So I do not myself think that the CPS contention that the existing checks and balances in the system guarantee cases which should be stopped will always be stopped before trial is supported by current evidence.
A particularly worrying aspect of the CPS review’s findings were the number of instances where material that was already in the prosecution’s possession when charges were brought – and which undermined the prosecution fundamentally – had still not been looked at at point of charge. Equally worrying, the CPS report points to instances where lines of enquiry which might have stopped the case in its tracks had simply not been identified by investigators at all, or if identified not followed up. This is supported by our own experience. A frequent ground of Commission referrals is a line of enquiry followed up by ourselves, which could and should have been identified by the original investigation, and which was completely missed by investigators.
What underlies this, in my view, is a widespread and worrying lack of grip by too many investigators in the basics of criminal investigation. A lack of grip which is resulting in those who should be brought to justice not being properly investigated, in trials collapsing at the courtroom door or during trial itself; and still worse convictions which prove unsafe and which were entirely avoidable.
But do not just take my word for it. Consider what Her Majesty’s Inspectorate of Constabulary said in a report published just last year. The inspectors did not find a single police force which was outstanding at crime investigation. They found 10 – that’s almost a quarter of all police forces – required improvement in the basic policing task of investigating crime. And they found a dire shortage of trained investigators with one in five investigator positions either vacant or filled with untrained officers.
What do serving front line officers themselves say? Almost half the police officers surveyed told inspectors they felt their force was not very effective, or not at all effective, at investigation. The Inspectorate describe the shortage of qualified detectives and other investigators as, “a continuing national crisis”.
Police officers must have a sound knowledge and understanding of the fundamentals and essentials of criminal law, including the rules of evidence and procedure. Cases can then be investigated, and if the evidence is there, the accused brought to trial. False accusations can be flushed out and the wrongly accused protected.
Identifying and pursuing appropriate lines of enquiry which might support the defence case or undermine the prosecution case is not inimical to, or a distraction from, good police work and good prosecuting. It is good police work and good prosecuting.
And for those of us concerned with miscarriages, ensuring that these basic police and prosecution shortcomings are acknowledged and put right has to be a top priority.

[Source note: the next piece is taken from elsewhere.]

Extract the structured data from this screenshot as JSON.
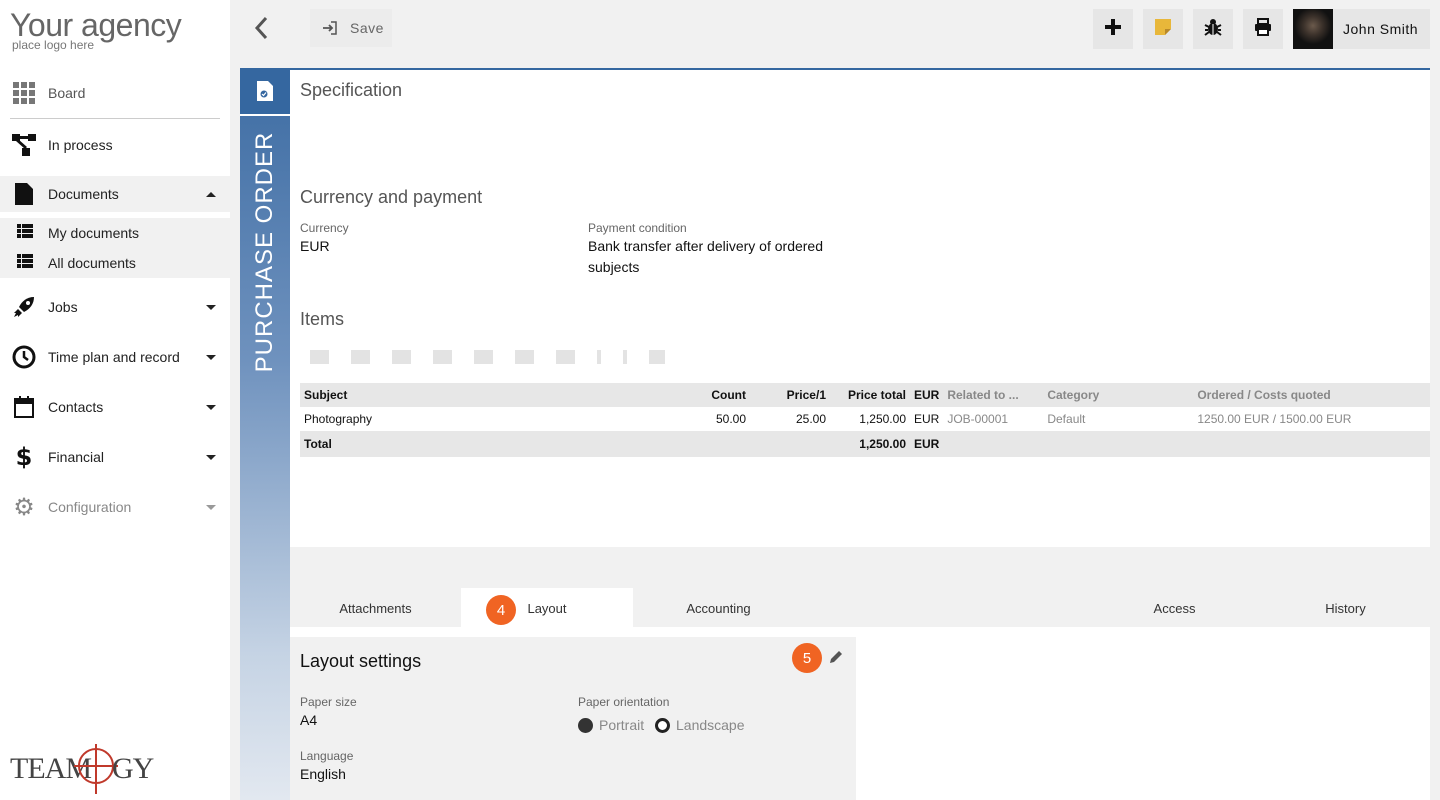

Any analysis of miscarriages needs to be seen in the context of these fundamental shortcomings.
The entire speech can be downloaded here: